Indeed, just because it was amusing I input the text of Dreher's "men are pretty simple" commenter into the also-kinda-essentialist Gender Guesser, which estimates a person's gender based on word usage. Mr. "men are pretty simple" came back as "weak male" with so-called male word usage coming in at 53%. Dreher's recent food post, here, came back as "weak male" at 54% (for formal writing, it would have been "weak female").
One of my most recent blog posts came in as "male" at 60%.
I'm adamantly not using these numbers for purposes of invoking shame or humiliation. Anyone who thinks that I think there's something embarrassing about a man's writing being categorized as "weak male" (ie- like a woman) or "weak female" doesn't know the first thing about my opinions. Rather, the take-away is that talking about men and women as categorical opposites, or very very different and possibly even alien species compared to one another, is of marginal utility in describing reality where most people display both stereotypically masculine and feminine traits, despite their gender identity.
Yet, narratives claiming otherwise persist.
For one, it seems that such narratives are simply appealing to many, on a romantic level - as though they want to believe they're bridging some great, inherent planetary divide, rather than traversing a boring continuum, among the genders when they engage in heterosexual relations. Some people think that difference and mystery are sexy. Yet, how often is it, really, that what's most sexy, different, and mysterious (or even funny) about a person is that they are a man, rather than a woman, or vice versa?

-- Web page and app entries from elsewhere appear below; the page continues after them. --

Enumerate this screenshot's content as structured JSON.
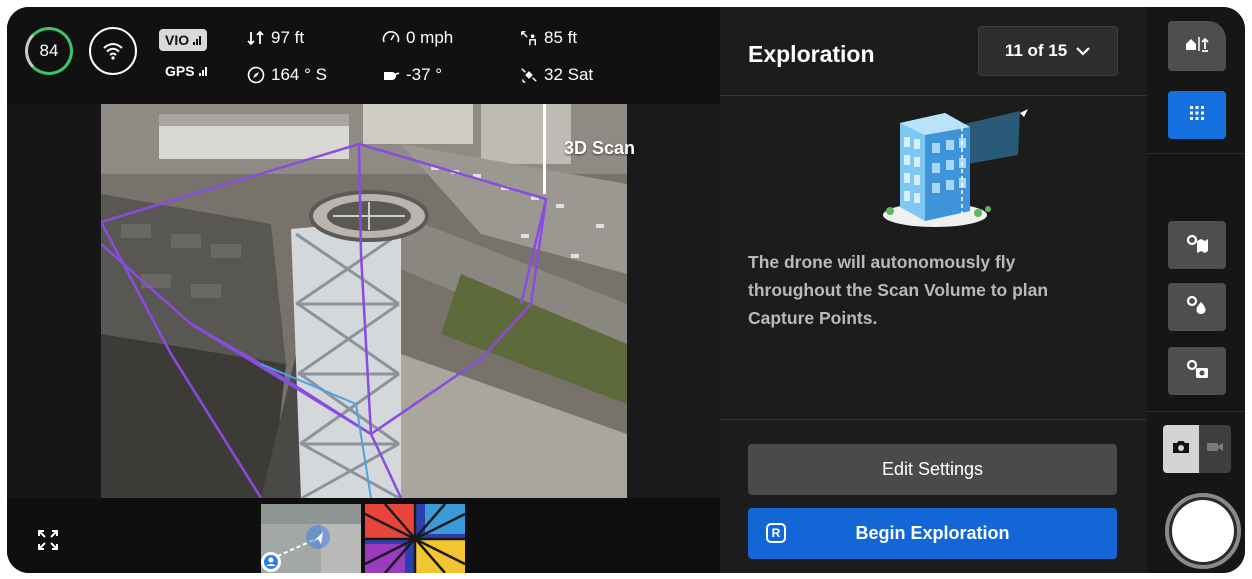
{
  "telemetry": {
    "battery": "84",
    "vio_label": "VIO",
    "gps_label": "GPS",
    "altitude": "97 ft",
    "heading": "164 ° S",
    "speed": "0 mph",
    "gimbal_pitch": "-37 °",
    "distance": "85 ft",
    "satellites": "32 Sat"
  },
  "feed": {
    "scan_label": "3D Scan"
  },
  "panel": {
    "title": "Exploration",
    "counter": "11 of 15",
    "description": "The drone will autonomously fly throughout the Scan Volume to plan Capture Points.",
    "edit_button": "Edit Settings",
    "begin_button": "Begin Exploration",
    "begin_key": "R"
  },
  "colors": {
    "accent_blue": "#1366d6",
    "battery_green": "#3ac46b",
    "scan_purple": "#8a4be0"
  },
  "icons": {
    "battery": "battery-ring-icon",
    "wifi": "wifi-icon",
    "altitude": "altitude-arrows-icon",
    "heading": "compass-icon",
    "speed": "speedometer-icon",
    "gimbal": "gimbal-icon",
    "distance": "home-distance-icon",
    "satellites": "satellite-icon",
    "expand": "expand-icon",
    "home": "home-return-icon",
    "grid": "grid-icon",
    "camera": "camera-icon",
    "video": "video-icon"
  }
}
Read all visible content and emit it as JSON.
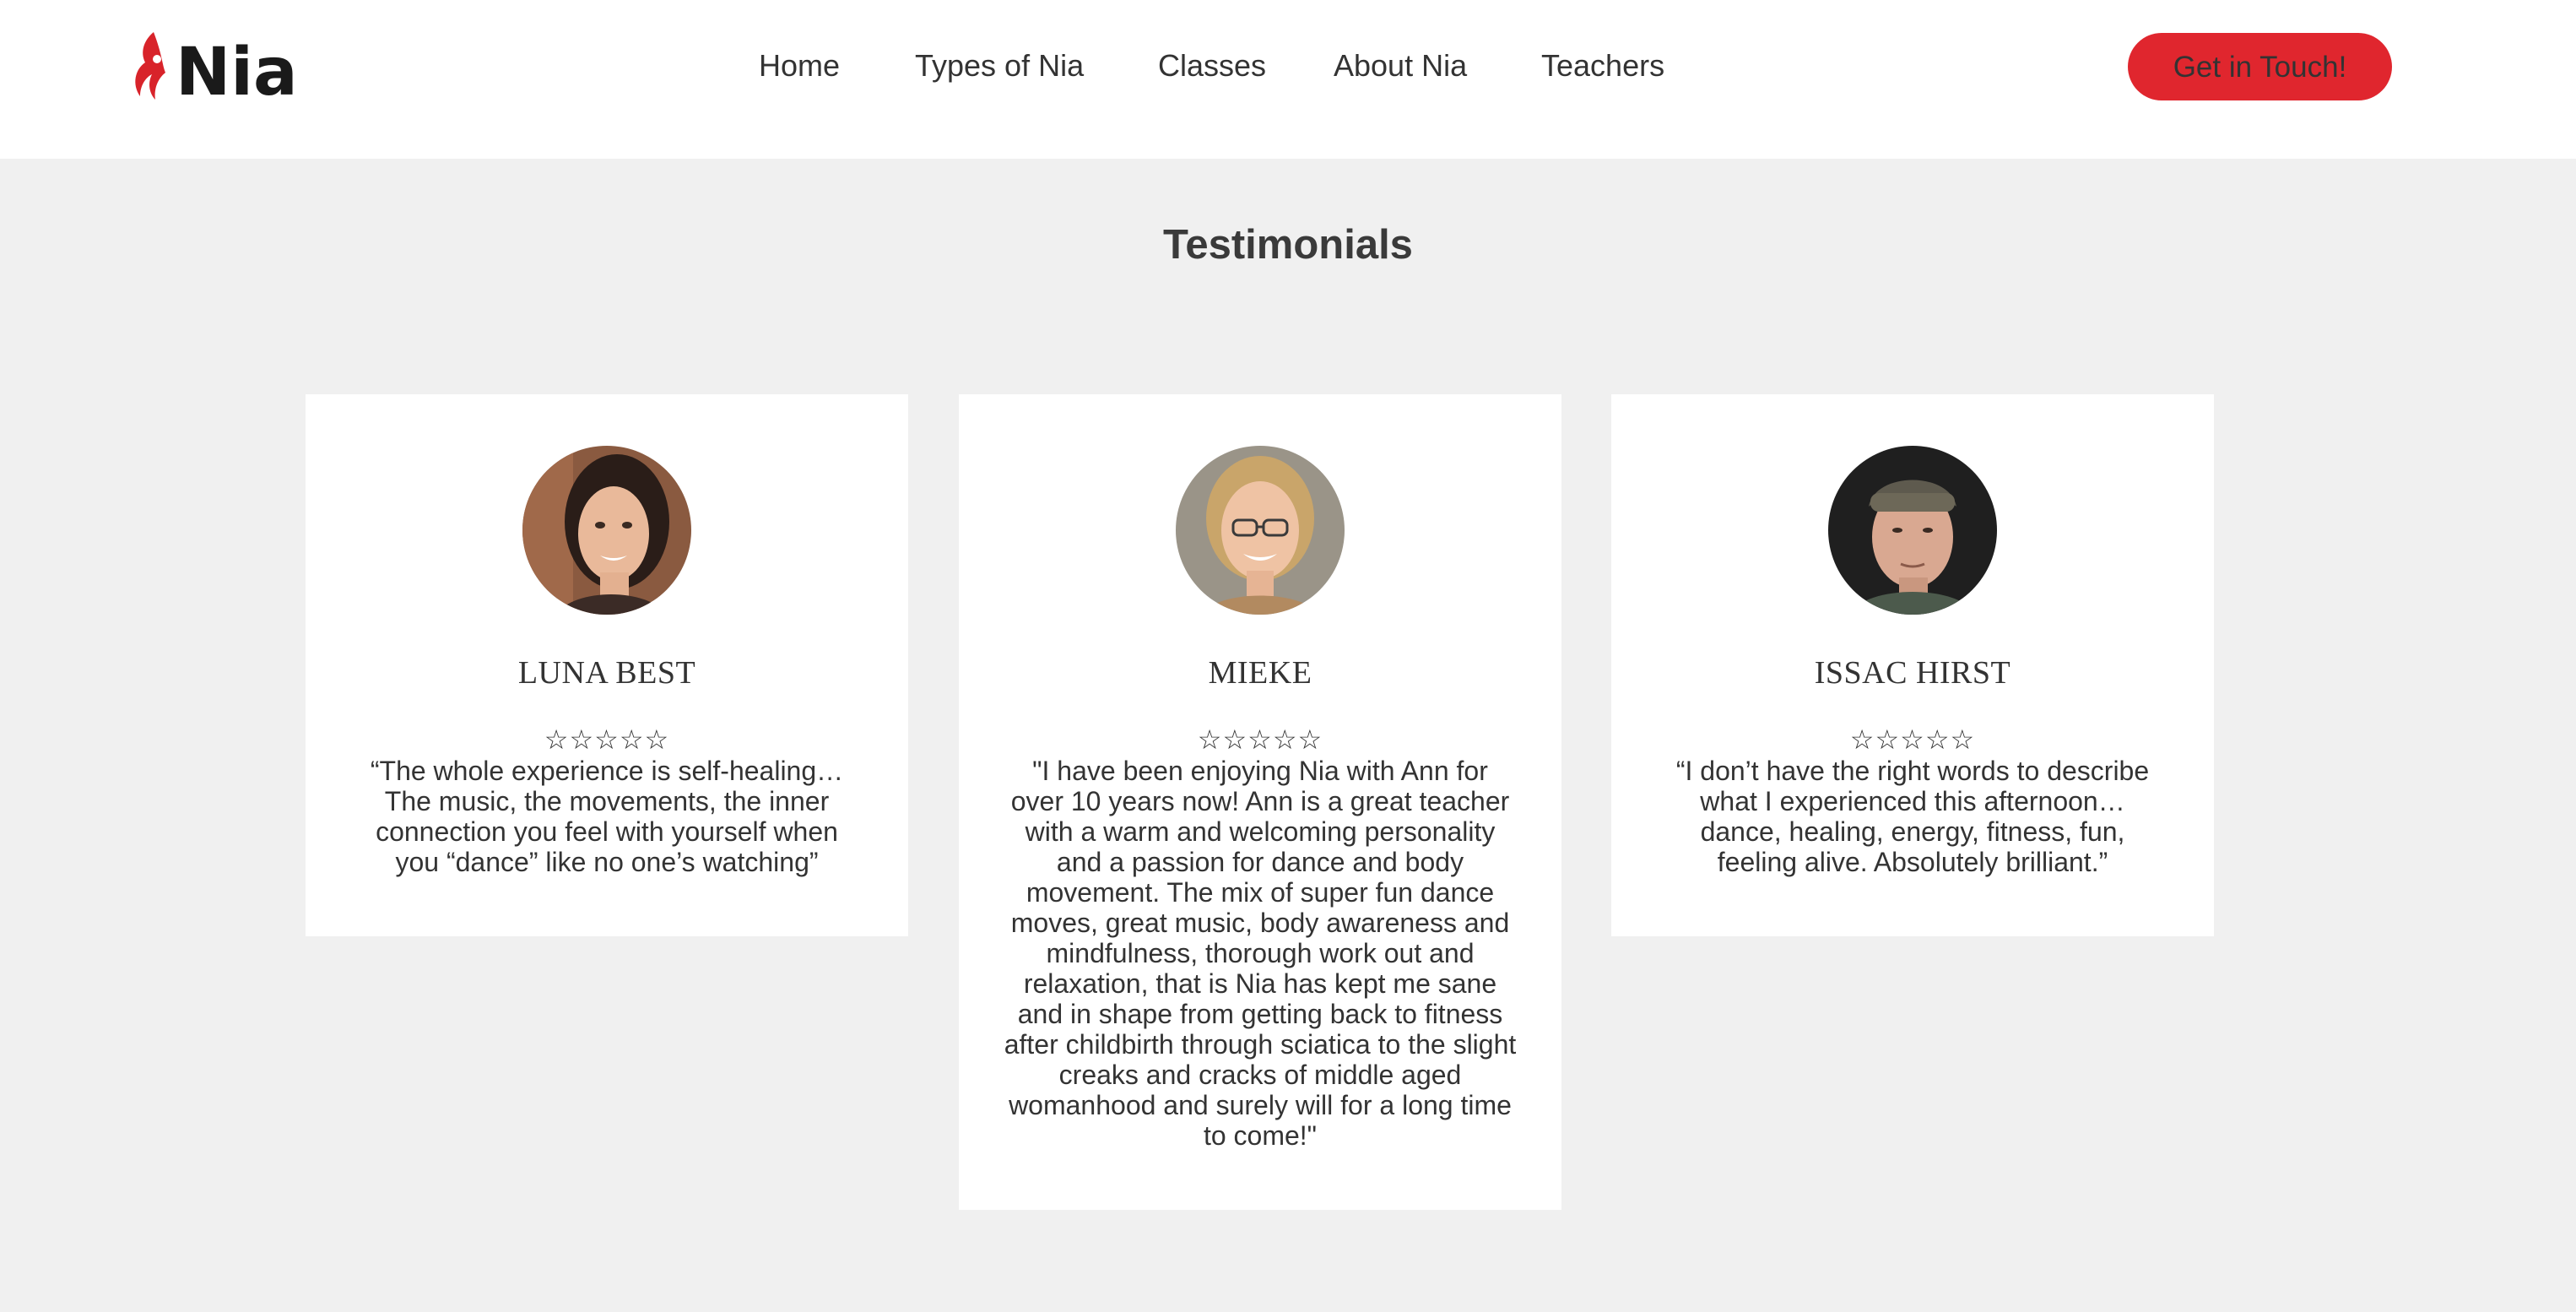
{
  "brand": {
    "name": "Nia",
    "accent_color": "#e0262e"
  },
  "nav": {
    "items": [
      {
        "label": "Home"
      },
      {
        "label": "Types of Nia"
      },
      {
        "label": "Classes"
      },
      {
        "label": "About Nia"
      },
      {
        "label": "Teachers"
      }
    ],
    "cta_label": "Get in Touch!"
  },
  "testimonials": {
    "title": "Testimonials",
    "items": [
      {
        "name": "LUNA BEST",
        "rating_stars": "☆☆☆☆☆",
        "avatar_icon": "woman-portrait",
        "quote": "“The whole experience is self-healing… The music, the movements, the inner connection you feel with yourself when you “dance” like no one’s watching”"
      },
      {
        "name": "MIEKE",
        "rating_stars": "☆☆☆☆☆",
        "avatar_icon": "woman-with-glasses-portrait",
        "quote": "\"I have been enjoying Nia with Ann for over 10 years now! Ann is a great teacher with a warm and welcoming personality and a passion for dance and body movement. The mix of super fun dance moves, great music, body awareness and mindfulness, thorough work out and relaxation, that is Nia has kept me sane and in shape from getting back to fitness after childbirth through sciatica to the slight creaks and cracks of middle aged womanhood and surely will for a long time to come!\""
      },
      {
        "name": "ISSAC HIRST",
        "rating_stars": "☆☆☆☆☆",
        "avatar_icon": "man-with-cap-portrait",
        "quote": "“I don’t have the right words to describe what I experienced this afternoon… dance, healing, energy, fitness, fun, feeling alive. Absolutely brilliant.”"
      }
    ]
  }
}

As writer Jane Espenson, who maybe knows a thing or two about such things, has noted, "A joke that pokes fun at a person is sharpest, funniest, when it finds that perfect detail, the most subtle observation of what sets that person apart." And rarely is gender alone that sharp detail about a person that maybe tells us all we need to know about what that person is like.
Two, many people are simply benefit from the certainty of thinking of men and women as essentially different and/or opposite. While the "men are simple" thing has always struck me as demeaning toward men, it's also a backhanded compliment to women. It's dog whistle for "you're irrational." "Wrong." "Not credible." And, if a man is a woman's opposite, he is by definition, well, the opposite of those things. So maybe Dreher, no fan of transgender advocacy and folks, perhaps needs to continue thinking of gender in the fixed way that he does to keep lots of other opinions from tumbling down.
So, while I don't often agree with things at GMP either, I can at least appreciate Noah Brand's subversion of the "men are simple, women are complicated" trope in his article.
In some ways, I think his article speaks to a larger, more accurate point: Namely, that while many men might think of themselves as being "simple" compared to women, actually many of us human beings, to ourselves, seem more simple and less complicated than other people, what with their own inner thoughts and all, seem to be.
From that perspective it seems almost deeply self-centered to proclaim the people in one's own group to be "simple" compared to those other kinds of people. Indeed, maybe it's not so much that men as a group are emotionally simple, many of them just think they are.